■ **Exercise**
Examine the entries and show every line in which the word "Existing" is found.

■ **Dataset records**
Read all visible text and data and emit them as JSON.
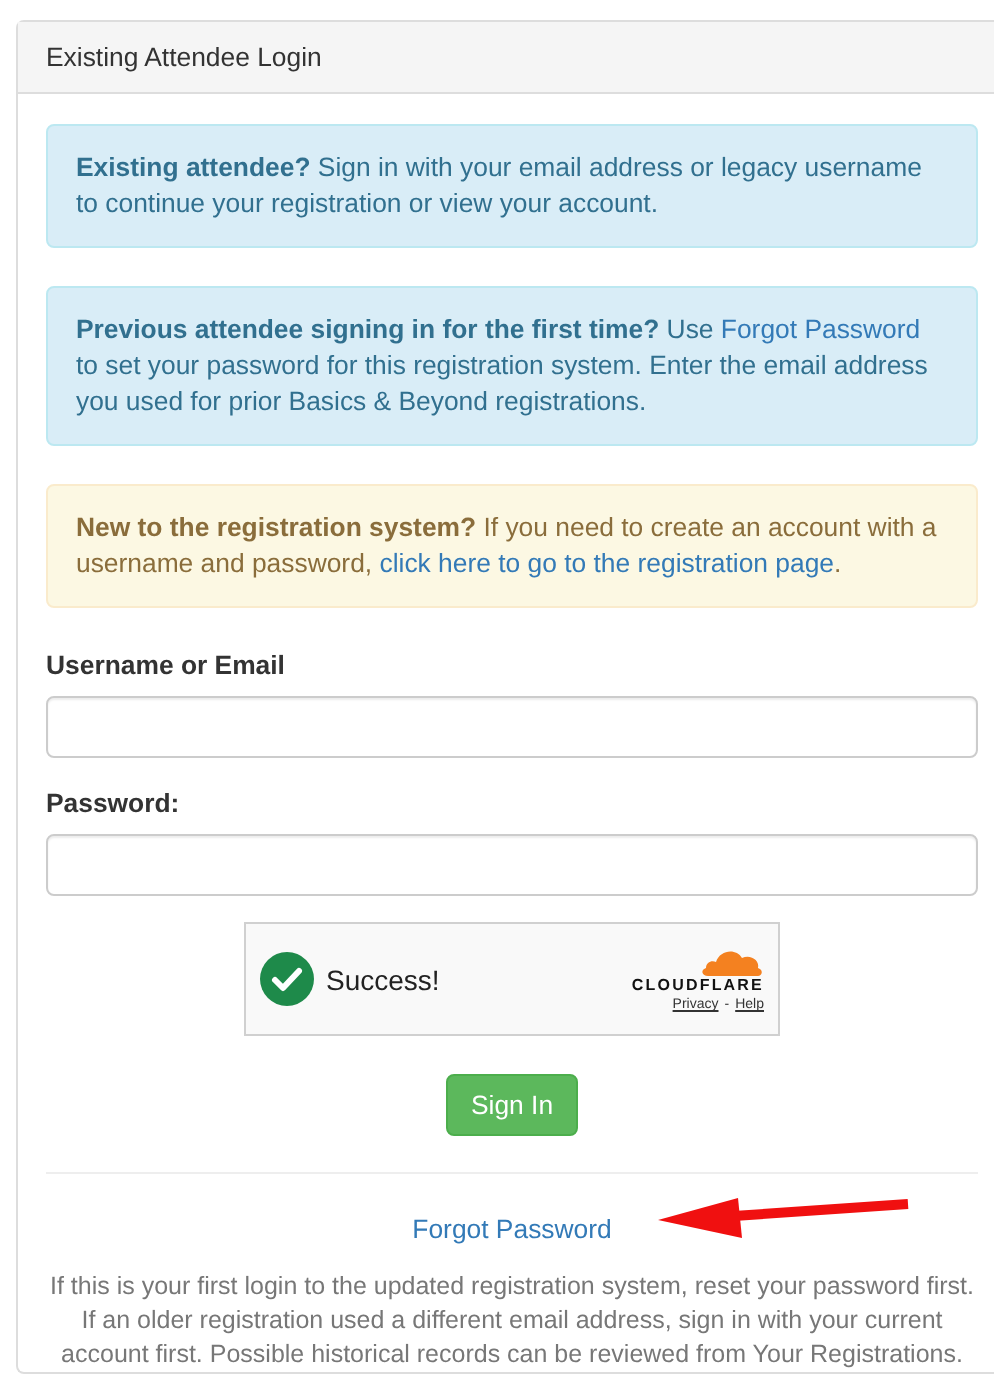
{
  "panel": {
    "title": "Existing Attendee Login"
  },
  "alerts": [
    {
      "kind": "info",
      "segments": [
        {
          "kind": "bold",
          "text": "Existing attendee?"
        },
        {
          "kind": "text",
          "text": " Sign in with your email address or legacy username to continue your registration or view your account."
        }
      ]
    },
    {
      "kind": "info",
      "segments": [
        {
          "kind": "bold",
          "text": "Previous attendee signing in for the first time?"
        },
        {
          "kind": "text",
          "text": " Use "
        },
        {
          "kind": "link",
          "text": "Forgot Password"
        },
        {
          "kind": "text",
          "text": " to set your password for this registration system. Enter the email address you used for prior Basics & Beyond registrations."
        }
      ]
    },
    {
      "kind": "warning",
      "segments": [
        {
          "kind": "bold",
          "text": "New to the registration system?"
        },
        {
          "kind": "text",
          "text": " If you need to create an account with a username and password, "
        },
        {
          "kind": "link",
          "text": "click here to go to the registration page"
        },
        {
          "kind": "text",
          "text": "."
        }
      ]
    }
  ],
  "fields": [
    {
      "label": "Username or Email"
    },
    {
      "label": "Password:"
    }
  ],
  "captcha": {
    "status": "Success!",
    "brand": "CLOUDFLARE",
    "links": [
      "Privacy",
      "Help"
    ],
    "separator": "-"
  },
  "sign_in_button": "Sign In",
  "forgot_password_link": "Forgot Password",
  "annotation": {
    "kind": "arrow"
  },
  "help_text": "If this is your first login to the updated registration system, reset your password first. If an older registration used a different email address, sign in with your current account first. Possible historical records can be reviewed from Your Registrations."
}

■ **Written answer**
    "title": "Existing Attendee Login"
          "text": "Existing attendee?"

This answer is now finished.